PRESERVATION I: Bioabsorbable Cardiac Matrix Does Not Benefit STEMI Patients
LONDON, England—Use of a novel bioabsorbable cardiac matrix (BCM) in STEMI patients with large infarcts is safe but does not prevent LV remodeling or other adverse outcomes, according to results presented September 1, 2015, at the European Society of Cardiology Congress.
The BCM, dubbed IK-5001 (Bellerophon Therapeutics; Hampton, NJ), is a combination of sodium alginate and calcium gluconate that turns into a flexible hydrogel in the presence of free calcium. The gel replaces the degraded extracellular matrix, which results in reduced wall stress and a thicker scar. In animal models, the BCM, which dissolves in 4 to 6 weeks, provided mechanical support and prevented remodeling during the healing period.
For PRESERVATION I, Uwe Zeymer, MD, of Institut für Herzinfarktforschung (Ludwigshafen, Germany), and colleagues enrolled 303 STEMI patients with large infarcts (defined by peak cardiac markers, clinical presentation, and imaging) between April 2014 and December 2014 at 64 centers in 9 countries. The patients were randomized to receive a 4 mL intracoronary injection of BCM (n = 201) or saline (n = 102) between 2 and 5 days after the infarction as long as they had achieved TIMI 3 flow. The deployment was performed via a dedicated catheter proximal to the stent of the infarct-related artery.
Baseline characteristics were largely similar in both groups, although patients in the BCM group tended to have larger infarcts associated with higher NT-pro-BNP levels.
At 6 months, there was an increase in LV end-diastolic volume index (LVEDVI; primary endpoint), with no difference between the groups (difference of 3.8 mL/m2; 95% CI -0.5 to 8.0). The same held true at 12 months. Additionally, the BCM arm did not have a significant advantage for any of the secondary outcomes at 6 months; however, there was a trend toward a greater increase in the 6-minute walk test (table 1).

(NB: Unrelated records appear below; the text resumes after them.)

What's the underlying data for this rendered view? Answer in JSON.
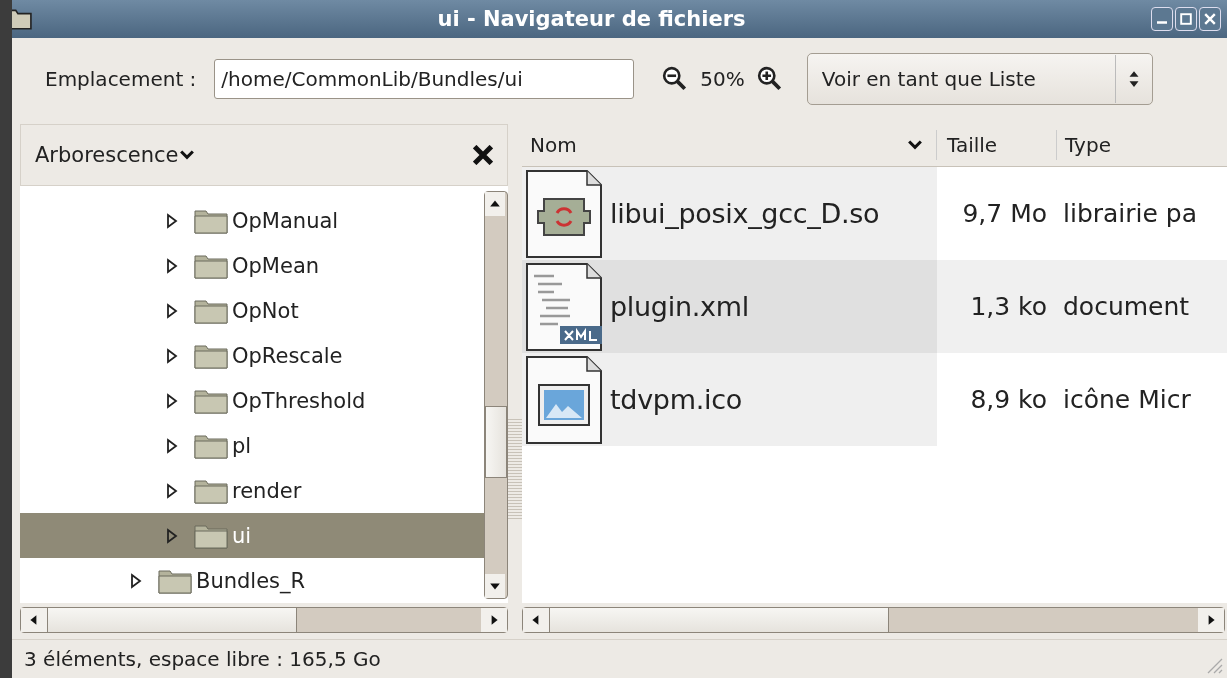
{
  "window": {
    "title": "ui - Navigateur de fichiers"
  },
  "toolbar": {
    "location_label": "Emplacement :",
    "location": "/home/CommonLib/Bundles/ui",
    "zoom": "50%",
    "view": "Voir en tant que Liste"
  },
  "sidebar": {
    "title": "Arborescence",
    "tree": [
      {
        "children": [
          {
            "label": "OpManual",
            "expanded": false,
            "selected": false
          },
          {
            "label": "OpMean",
            "expanded": false,
            "selected": false
          },
          {
            "label": "OpNot",
            "expanded": false,
            "selected": false
          },
          {
            "label": "OpRescale",
            "expanded": false,
            "selected": false
          },
          {
            "label": "OpThreshold",
            "expanded": false,
            "selected": false
          },
          {
            "label": "pl",
            "expanded": false,
            "selected": false
          },
          {
            "label": "render",
            "expanded": false,
            "selected": false
          },
          {
            "label": "ui",
            "expanded": false,
            "selected": true
          }
        ]
      },
      {
        "label": "Bundles_R",
        "expanded": false,
        "selected": false
      }
    ]
  },
  "table": {
    "columns": [
      "Nom",
      "Taille",
      "Type"
    ],
    "rows": [
      {
        "kind": "library",
        "name": "libui_posix_gcc_D.so",
        "size": "9,7 Mo",
        "type": "librairie pa",
        "selected": false
      },
      {
        "kind": "xml",
        "name": "plugin.xml",
        "size": "1,3 ko",
        "type": "document",
        "selected": false
      },
      {
        "kind": "image",
        "name": "tdvpm.ico",
        "size": "8,9 ko",
        "type": "icône Micr",
        "selected": false
      }
    ]
  },
  "status_bar": "3 éléments, espace libre : 165,5 Go"
}
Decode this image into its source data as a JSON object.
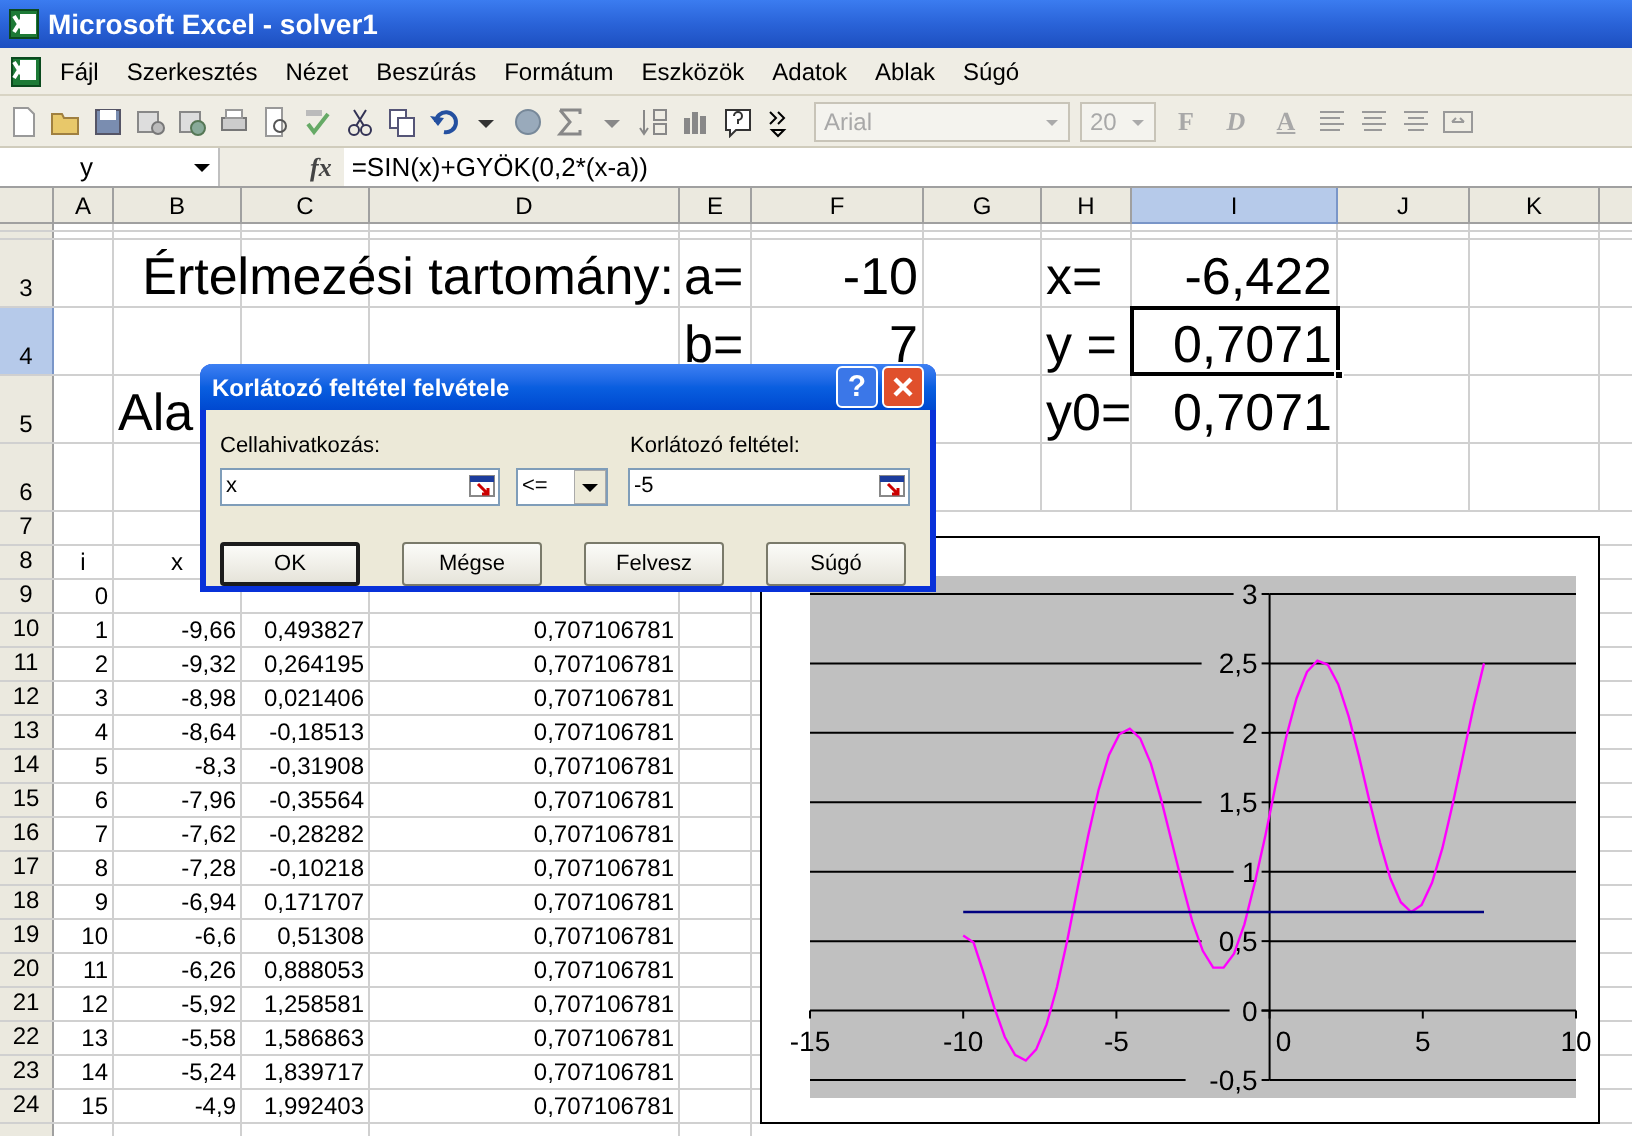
{
  "window": {
    "title": "Microsoft Excel - solver1"
  },
  "menu": [
    "Fájl",
    "Szerkesztés",
    "Nézet",
    "Beszúrás",
    "Formátum",
    "Eszközök",
    "Adatok",
    "Ablak",
    "Súgó"
  ],
  "toolbar": {
    "font_name": {
      "value": "Arial",
      "disabled": true
    },
    "font_size": {
      "value": "20",
      "disabled": true
    },
    "format_buttons": [
      {
        "label": "F",
        "kind": "bold",
        "disabled": true
      },
      {
        "label": "D",
        "kind": "italic",
        "disabled": true
      },
      {
        "label": "A",
        "kind": "underline",
        "disabled": true
      }
    ]
  },
  "formula_bar": {
    "name_box": "y",
    "fx": "fx",
    "formula": "=SIN(x)+GYÖK(0,2*(x-a))"
  },
  "columns": [
    {
      "label": "A",
      "selected": false
    },
    {
      "label": "B",
      "selected": false
    },
    {
      "label": "C",
      "selected": false
    },
    {
      "label": "D",
      "selected": false
    },
    {
      "label": "E",
      "selected": false
    },
    {
      "label": "F",
      "selected": false
    },
    {
      "label": "G",
      "selected": false
    },
    {
      "label": "H",
      "selected": false
    },
    {
      "label": "I",
      "selected": true
    },
    {
      "label": "J",
      "selected": false
    },
    {
      "label": "K",
      "selected": false
    }
  ],
  "rows": [
    {
      "label": "3",
      "selected": false,
      "kind": "big",
      "cells": {
        "D": "Értelmezési tartomány:",
        "E": "a=",
        "F": "-10",
        "H": "x=",
        "I": "-6,422"
      }
    },
    {
      "label": "4",
      "selected": true,
      "kind": "big",
      "cells": {
        "E": "b=",
        "F": "7",
        "H": "y =",
        "I": {
          "text": "0,7071",
          "active": true
        }
      }
    },
    {
      "label": "5",
      "selected": false,
      "kind": "big",
      "cells": {
        "B": "Ala",
        "H": "y0=",
        "I": "0,7071"
      }
    },
    {
      "label": "6",
      "selected": false,
      "kind": "big",
      "cells": {}
    },
    {
      "label": "7",
      "selected": false,
      "kind": "data",
      "cells": {}
    },
    {
      "label": "8",
      "selected": false,
      "kind": "header",
      "cells": {
        "A": "i",
        "B": "x"
      }
    },
    {
      "label": "9",
      "selected": false,
      "kind": "data",
      "cells": {
        "A": "0"
      }
    },
    {
      "label": "10",
      "selected": false,
      "kind": "data",
      "cells": {
        "A": "1",
        "B": "-9,66",
        "C": "0,493827",
        "D": "0,707106781"
      }
    },
    {
      "label": "11",
      "selected": false,
      "kind": "data",
      "cells": {
        "A": "2",
        "B": "-9,32",
        "C": "0,264195",
        "D": "0,707106781"
      }
    },
    {
      "label": "12",
      "selected": false,
      "kind": "data",
      "cells": {
        "A": "3",
        "B": "-8,98",
        "C": "0,021406",
        "D": "0,707106781"
      }
    },
    {
      "label": "13",
      "selected": false,
      "kind": "data",
      "cells": {
        "A": "4",
        "B": "-8,64",
        "C": "-0,18513",
        "D": "0,707106781"
      }
    },
    {
      "label": "14",
      "selected": false,
      "kind": "data",
      "cells": {
        "A": "5",
        "B": "-8,3",
        "C": "-0,31908",
        "D": "0,707106781"
      }
    },
    {
      "label": "15",
      "selected": false,
      "kind": "data",
      "cells": {
        "A": "6",
        "B": "-7,96",
        "C": "-0,35564",
        "D": "0,707106781"
      }
    },
    {
      "label": "16",
      "selected": false,
      "kind": "data",
      "cells": {
        "A": "7",
        "B": "-7,62",
        "C": "-0,28282",
        "D": "0,707106781"
      }
    },
    {
      "label": "17",
      "selected": false,
      "kind": "data",
      "cells": {
        "A": "8",
        "B": "-7,28",
        "C": "-0,10218",
        "D": "0,707106781"
      }
    },
    {
      "label": "18",
      "selected": false,
      "kind": "data",
      "cells": {
        "A": "9",
        "B": "-6,94",
        "C": "0,171707",
        "D": "0,707106781"
      }
    },
    {
      "label": "19",
      "selected": false,
      "kind": "data",
      "cells": {
        "A": "10",
        "B": "-6,6",
        "C": "0,51308",
        "D": "0,707106781"
      }
    },
    {
      "label": "20",
      "selected": false,
      "kind": "data",
      "cells": {
        "A": "11",
        "B": "-6,26",
        "C": "0,888053",
        "D": "0,707106781"
      }
    },
    {
      "label": "21",
      "selected": false,
      "kind": "data",
      "cells": {
        "A": "12",
        "B": "-5,92",
        "C": "1,258581",
        "D": "0,707106781"
      }
    },
    {
      "label": "22",
      "selected": false,
      "kind": "data",
      "cells": {
        "A": "13",
        "B": "-5,58",
        "C": "1,586863",
        "D": "0,707106781"
      }
    },
    {
      "label": "23",
      "selected": false,
      "kind": "data",
      "cells": {
        "A": "14",
        "B": "-5,24",
        "C": "1,839717",
        "D": "0,707106781"
      }
    },
    {
      "label": "24",
      "selected": false,
      "kind": "data",
      "cells": {
        "A": "15",
        "B": "-4,9",
        "C": "1,992403",
        "D": "0,707106781"
      }
    }
  ],
  "chart": {
    "chart_data": {
      "type": "line",
      "grid": true,
      "xlim": [
        -15,
        10
      ],
      "ylim": [
        -0.5,
        3
      ],
      "xticks": [
        {
          "value": -15,
          "label": "-15"
        },
        {
          "value": -10,
          "label": "-10"
        },
        {
          "value": -5,
          "label": "-5"
        },
        {
          "value": 0,
          "label": "0"
        },
        {
          "value": 5,
          "label": "5"
        },
        {
          "value": 10,
          "label": "10"
        }
      ],
      "yticks": [
        {
          "value": -0.5,
          "label": "-0,5"
        },
        {
          "value": 0,
          "label": "0"
        },
        {
          "value": 0.5,
          "label": "0,5"
        },
        {
          "value": 1,
          "label": "1"
        },
        {
          "value": 1.5,
          "label": "1,5"
        },
        {
          "value": 2,
          "label": "2"
        },
        {
          "value": 2.5,
          "label": "2,5"
        },
        {
          "value": 3,
          "label": "3"
        }
      ],
      "x": [
        -10,
        -9.66,
        -9.32,
        -8.98,
        -8.64,
        -8.3,
        -7.96,
        -7.62,
        -7.28,
        -6.94,
        -6.6,
        -6.26,
        -5.92,
        -5.58,
        -5.24,
        -4.9,
        -4.56,
        -4.22,
        -3.88,
        -3.54,
        -3.2,
        -2.86,
        -2.52,
        -2.18,
        -1.84,
        -1.5,
        -1.16,
        -0.82,
        -0.48,
        -0.14,
        0.2,
        0.54,
        0.88,
        1.22,
        1.56,
        1.9,
        2.24,
        2.58,
        2.92,
        3.26,
        3.6,
        3.94,
        4.28,
        4.62,
        4.96,
        5.3,
        5.64,
        5.98,
        6.32,
        6.66,
        7
      ],
      "series": [
        {
          "color": "#ff00ff",
          "values": [
            0.54,
            0.49,
            0.26,
            0.02,
            -0.19,
            -0.32,
            -0.36,
            -0.28,
            -0.1,
            0.17,
            0.51,
            0.89,
            1.26,
            1.59,
            1.84,
            1.99,
            2.03,
            1.96,
            1.78,
            1.52,
            1.22,
            0.92,
            0.64,
            0.43,
            0.31,
            0.31,
            0.41,
            0.62,
            0.92,
            1.26,
            1.63,
            1.97,
            2.25,
            2.44,
            2.52,
            2.49,
            2.35,
            2.12,
            1.83,
            1.51,
            1.21,
            0.95,
            0.78,
            0.71,
            0.76,
            0.92,
            1.17,
            1.49,
            1.84,
            2.19,
            2.5
          ]
        },
        {
          "color": "#000080",
          "values": [
            0.71,
            0.71,
            0.71,
            0.71,
            0.71,
            0.71,
            0.71,
            0.71,
            0.71,
            0.71,
            0.71,
            0.71,
            0.71,
            0.71,
            0.71,
            0.71,
            0.71,
            0.71,
            0.71,
            0.71,
            0.71,
            0.71,
            0.71,
            0.71,
            0.71,
            0.71,
            0.71,
            0.71,
            0.71,
            0.71,
            0.71,
            0.71,
            0.71,
            0.71,
            0.71,
            0.71,
            0.71,
            0.71,
            0.71,
            0.71,
            0.71,
            0.71,
            0.71,
            0.71,
            0.71,
            0.71,
            0.71,
            0.71,
            0.71,
            0.71,
            0.71
          ]
        }
      ]
    }
  },
  "dialog": {
    "title": "Korlátozó feltétel felvétele",
    "help_button": "?",
    "cell_reference": {
      "label": "Cellahivatkozás:",
      "value": "x"
    },
    "operator": "<=",
    "constraint": {
      "label": "Korlátozó feltétel:",
      "value": "-5"
    },
    "buttons": [
      {
        "label": "OK",
        "selected": true
      },
      {
        "label": "Mégse",
        "selected": false
      },
      {
        "label": "Felvesz",
        "selected": false
      },
      {
        "label": "Súgó",
        "selected": false
      }
    ]
  }
}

There was no difference in the composite endpoint of cardiovascular death, acute MI, revascularization, stent thrombosis, arrhythmia, or myocardial rupture between the treatment groups (P = .5).
Repeat catheterization was done in 22% of patients, but there were no differences between BCM and saline within 24 hours with respect to ischemia and arrhythmia. Five occlusions occurred in the BCM group compared with 1 among saline controls.
Not the End of BCM
The large size of the infarcts included in PRESERVATION I likely explain the discrepant findings compared with the animal models, Dr. Zeymer said. “This might have prevented the BCM to go into the infarct myocardium,” he suggested, adding that future studies should look at different patient populations and potentially deploy the BCM earlier. It might also be studied in combination therapies with stem cells.
Discussing the study, Marc Claeys, MD, of the University of Antwerp (Antwerp, Belgium), explained that “the adverse remodeling process is complex and seems to be triggered by a couple of pathways such as neurohumoral activation, inflammation, and apoptosis. You might have the perception that with timely reperfusion [in STEMI]… the issue of remodeling is almost solved [but] reality shows you that even today the risk of adverse remodeling is present in up to 40% of our STEMI patients, as was shown by the CIRCUS trial. So there’s a clear need to achieve reverse remodeling.”
Although the primary endpoint of the study was not met, it proves the safety of the procedure, Dr. Claeys said. He suggested the following 3 reasons for the negative results:
- The concentration of the artificial matrix might have been too low to increase scar thickness
- Matrix fixation and absorption rate in humans is unknown
- Only relying on mechanical support might not be enough to obtain reverse remodeling without more active regeneration of myocardium
“This is not the end of the study. This could be the beginning,” he concluded.
Zeymer U. PRESERVATION I: bioabsorbable cardiac matrix for the prevention of remodeling of the ventricle after large ST-segment elevation myocardial infarction. Presented at: European Society of Cardiology Congress; September 1, 2015; London, England.
- PRESERVATION I was sponsored by Bellerophon.
- Dr. Zeymer reports receiving honoraria.
- Dr. Claeys reports holding stocks in, receiving consulting and royalty fees from, or owning a healthcare company.